Let me note at the outset an important concession that counsel made, and that is that one of the three fundamental bases of the Third Circuit's decision, that is, that the allocation method selection by the trustees was an adjudicative decision, was incorrect, and the appellees agree with the PBGC that it is not an adjudicative decision.
Also, the appellees have largely conceded the actuarial matter.
They have noted that the standard, the substantive standard enacted by Congress was reasonable.
They have noted further that in answer to a question that there may be a case by case determination of the actuarial interest rate.
We respectfully disagree.
This case does not present those facts.
We are aware of no plan in which the actuarial work has been anything other than planwide and applied evenhandedly to all withdrawn employers.
And the statute itself says that they may use the same assumptions for withdrawn employers as they use for ongoing employers, and the Controller General's report states that about two-thirds of them do just that.
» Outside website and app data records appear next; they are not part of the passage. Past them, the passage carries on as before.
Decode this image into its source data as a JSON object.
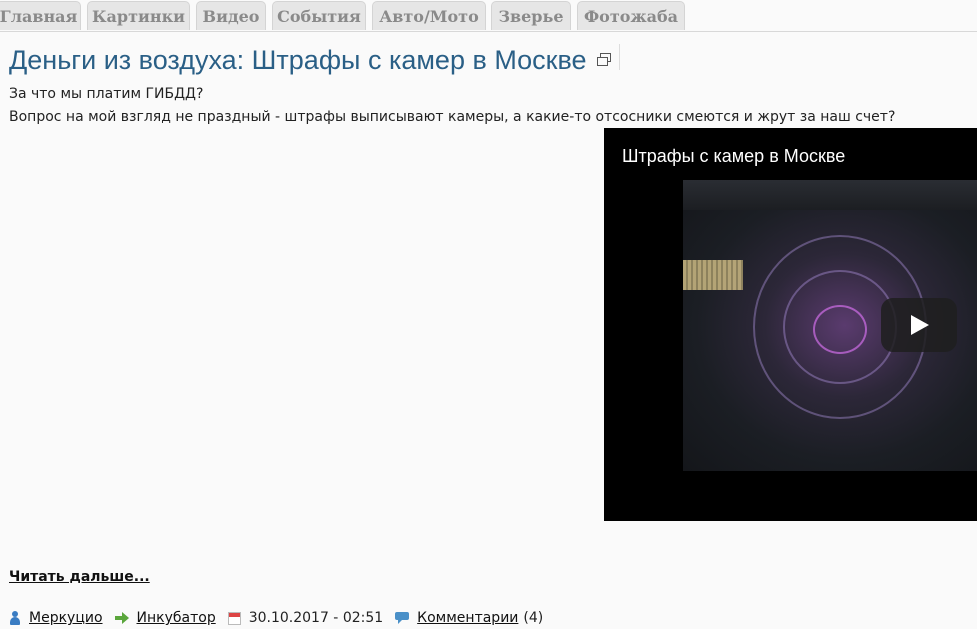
{
  "nav": {
    "tabs": [
      "Главная",
      "Картинки",
      "Видео",
      "События",
      "Авто/Мото",
      "Зверье",
      "Фотожаба"
    ]
  },
  "article": {
    "title": "Деньги из воздуха: Штрафы с камер в Москве",
    "line1": "За что мы платим ГИБДД?",
    "line2": "Вопрос на мой взгляд не праздный - штрафы выписывают камеры, а какие-то отсосники смеются и жрут за наш счет?",
    "video_title": "Штрафы с камер в Москве",
    "read_more": "Читать дальше...",
    "author": "Меркуцио",
    "section": "Инкубатор",
    "date": "30.10.2017 - 02:51",
    "comments_label": "Комментарии",
    "comments_count": "(4)"
  },
  "colors": {
    "title": "#2a5f86",
    "tab_bg": "#e6e6e6",
    "tab_text": "#8a8a8a"
  }
}
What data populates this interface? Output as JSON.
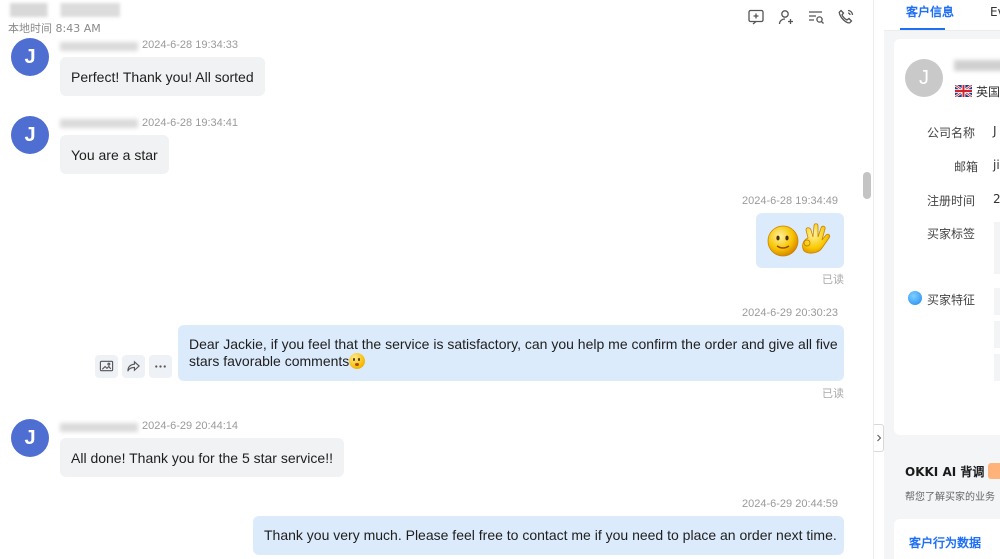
{
  "header": {
    "local_time_label": "本地时间 8:43 AM",
    "icons": [
      "add-note-icon",
      "add-contact-icon",
      "search-list-icon",
      "phone-icon"
    ]
  },
  "messages": [
    {
      "direction": "in",
      "avatar_letter": "J",
      "timestamp": "2024-6-28 19:34:33",
      "text": "Perfect! Thank you! All sorted"
    },
    {
      "direction": "in",
      "avatar_letter": "J",
      "timestamp": "2024-6-28 19:34:41",
      "text": "You are a star"
    },
    {
      "direction": "out",
      "timestamp": "2024-6-28 19:34:49",
      "content": "emoji-smile-ok",
      "status": "已读"
    },
    {
      "direction": "out",
      "timestamp": "2024-6-29 20:30:23",
      "text_line1": "Dear Jackie, if you feel that the service is satisfactory, can you help me confirm the order and give all five",
      "text_line2": "stars favorable comments",
      "status": "已读"
    },
    {
      "direction": "in",
      "avatar_letter": "J",
      "timestamp": "2024-6-29 20:44:14",
      "text": "All done! Thank you for the 5 star service!!"
    },
    {
      "direction": "out",
      "timestamp": "2024-6-29 20:44:59",
      "text": "Thank you very much. Please feel free to contact me if you need to place an order next time."
    }
  ],
  "message_actions": [
    "image-icon",
    "forward-icon",
    "more-icon"
  ],
  "right_panel": {
    "tabs": [
      "客户信息",
      "Ev"
    ],
    "avatar_letter": "J",
    "country": "英国",
    "fields": [
      {
        "label": "公司名称",
        "value": "J"
      },
      {
        "label": "邮箱",
        "value": "ji"
      },
      {
        "label": "注册时间",
        "value": "2"
      },
      {
        "label": "买家标签",
        "value": ""
      },
      {
        "label": "买家特征",
        "value": ""
      }
    ],
    "ai_title": "OKKI AI 背调",
    "ai_subtitle": "帮您了解买家的业务",
    "behavior_title": "客户行为数据"
  }
}
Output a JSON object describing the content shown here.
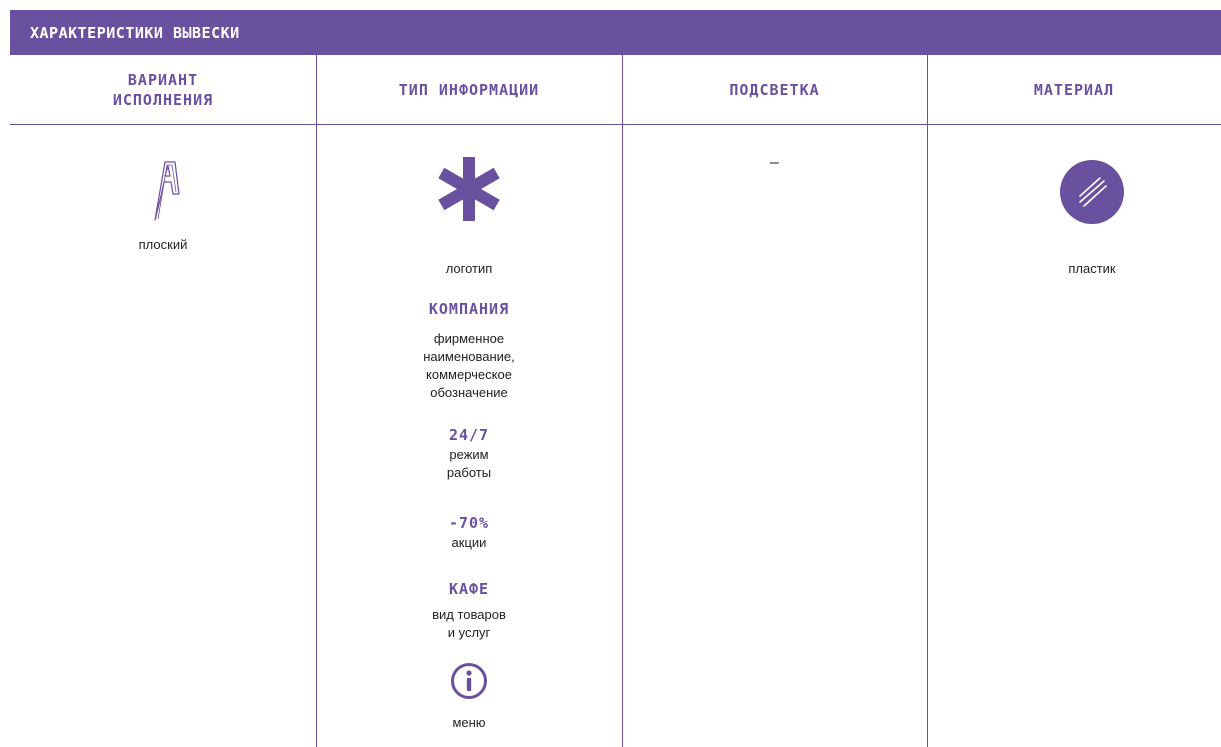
{
  "banner": {
    "title": "ХАРАКТЕРИСТИКИ ВЫВЕСКИ"
  },
  "headers": {
    "variant": "ВАРИАНТ ИСПОЛНЕНИЯ",
    "info_type": "ТИП ИНФОРМАЦИИ",
    "lighting": "ПОДСВЕТКА",
    "material": "МАТЕРИАЛ"
  },
  "variant": {
    "icon": "letter-a-outline-icon",
    "label": "плоский"
  },
  "info_type": {
    "logo": {
      "icon": "asterisk-icon",
      "label": "логотип"
    },
    "company": {
      "title": "КОМПАНИЯ",
      "label": "фирменное наименование, коммерческое обозначение"
    },
    "hours": {
      "title": "24/7",
      "label": "режим работы"
    },
    "promo": {
      "title": "-70%",
      "label": "акции"
    },
    "goods": {
      "title": "КАФЕ",
      "label": "вид товаров и услуг"
    },
    "menu": {
      "icon": "info-circle-icon",
      "label": "меню"
    }
  },
  "lighting": {
    "value": "–"
  },
  "material": {
    "icon": "plastic-stripes-icon",
    "label": "пластик"
  },
  "colors": {
    "accent": "#6a51a0"
  }
}
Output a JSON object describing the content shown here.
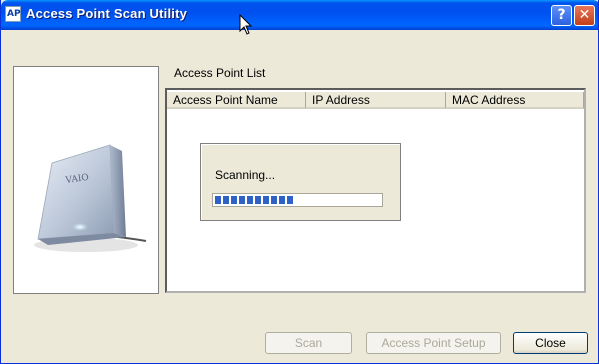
{
  "window": {
    "title": "Access Point Scan Utility",
    "icon_text": "AP"
  },
  "titlebar_buttons": {
    "help": "?",
    "close": "✕"
  },
  "list": {
    "label": "Access Point List",
    "columns": [
      "Access Point Name",
      "IP Address",
      "MAC Address"
    ]
  },
  "scan_dialog": {
    "message": "Scanning...",
    "progress": 0.52
  },
  "buttons": {
    "scan": "Scan",
    "setup": "Access Point Setup",
    "close": "Close"
  },
  "colors": {
    "progress_fill": "#2f62c8",
    "titlebar": "#0053ee"
  }
}
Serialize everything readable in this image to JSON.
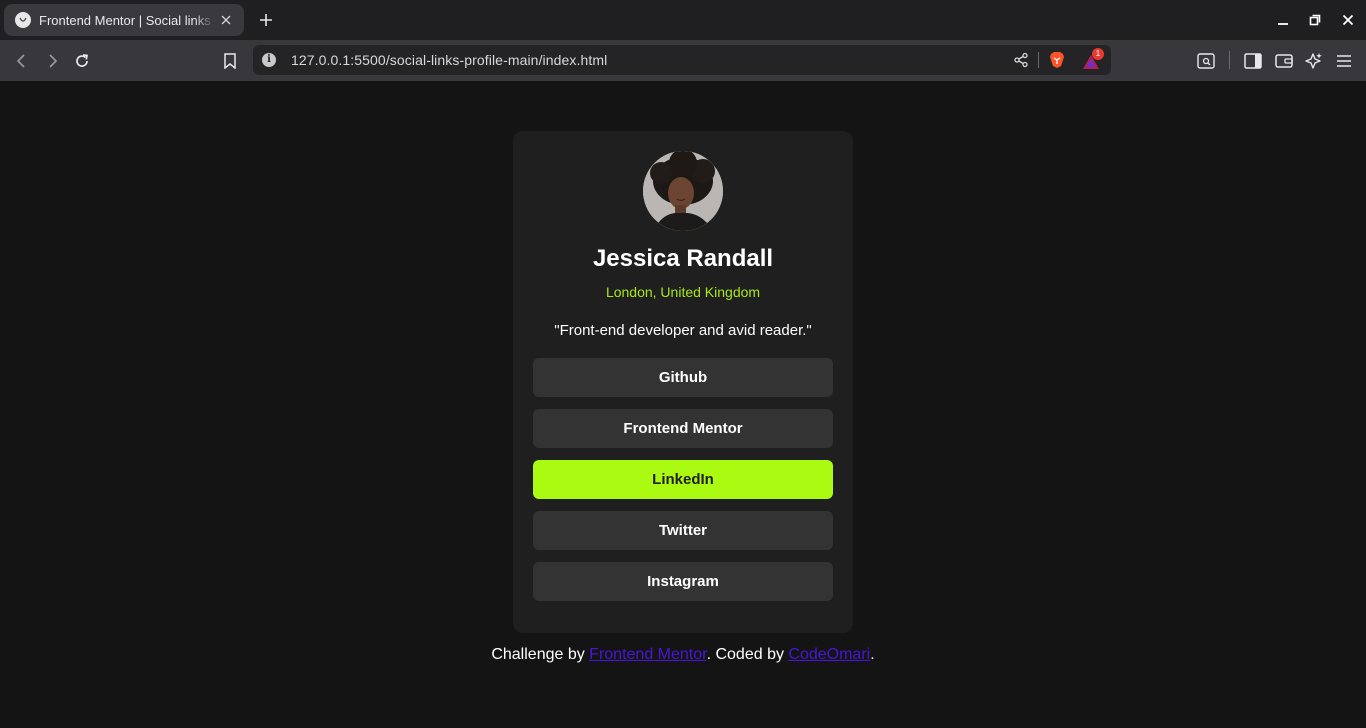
{
  "browser": {
    "tab_title": "Frontend Mentor | Social links profile",
    "url": "127.0.0.1:5500/social-links-profile-main/index.html",
    "notification_count": "1"
  },
  "profile": {
    "name": "Jessica Randall",
    "location": "London, United Kingdom",
    "bio": "\"Front-end developer and avid reader.\"",
    "links": [
      {
        "label": "Github"
      },
      {
        "label": "Frontend Mentor"
      },
      {
        "label": "LinkedIn"
      },
      {
        "label": "Twitter"
      },
      {
        "label": "Instagram"
      }
    ]
  },
  "footer": {
    "prefix": "Challenge by ",
    "link1": "Frontend Mentor",
    "middle": ". Coded by ",
    "link2": "CodeOmari",
    "suffix": "."
  },
  "colors": {
    "page_bg": "#141414",
    "card_bg": "#1f1f1f",
    "button_bg": "#333333",
    "accent": "#aafb11",
    "location": "#a8e817",
    "footer_link": "#4916d8"
  }
}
Now, as to the application of exemption provisions in formulating the initial claim of the plan we would respectfully suggest that this case involves much more limited discretion on the part of the trustees than, for example, the administrator in Marshall against Jericho, who applied broad standards in formulating, determining whether there had been a violation of the child labor laws in formulating claims under the child labor laws.
There are detailed provisions set forth in what the Court has called before this comprehensive and reticulated statute, and the suggestion that in merely formulating a civil claim, not deciding one, but formulating one, that they are transformed into judges or like judges, would surprise both the trustees and most of the parties to these plans as well as the agency.
Now, finally, as to bias, there is no full funding requirement for these plans.
There is a mechanical rule set forth in Section 412 of the Internal Revenue Code, and if they meet that mechanical rule or if they obtain a waiver from the rule from the IRS, they have satisfied the basic funding requirements for a pension plan.
So standing alone, full funding is not a requirement for a fiduciary under one of these plans and therefore there is not... that may explain why in all the life of the statute there has not been a single suit brought challenging the decisions of the trustees and formulating these withdrawal liability claims.
The notion that they are somehow exposed to suit as fiduciaries for funding or other reasons in formulating a withdrawal liability claim is something that occurs entirely in the realm of theory.
Now, they have no pecuniary or personal interest of the sort this Court has found offensive in the past.
They receive salaries if they are paid at all that are not contingent upon their performance in collecting withdrawal liability claims.
Withdrawal liability is typically a very small percentage of the revenues of the plan.
They have an interest and bias, if you will, in carrying out faithfully the provisions of law that Congress has assigned them to carry out.
No different from the school board in the Hortonville School District case, and no different from the optometric board in Freeman against Rogers, where this Court has upheld the choice of the state legislatures in assigning that task to people who believe in that law and will faithfully carry it out.
And the suggestion that they bring to their job as trustees, as fiduciaries, personal interests as employers or as unions is unsubstantiated on this record, and reads into oblivion this Court's decision in the Amax Coal Case, which in fact trustees generally truly endeavor to follow.
Chief Justice Rehnquist: Thank you.
, Mr. Ford.
The case is submitted.
Unknown Speaker: The Honorable Court is now adjourned until tomorrow at 10:00.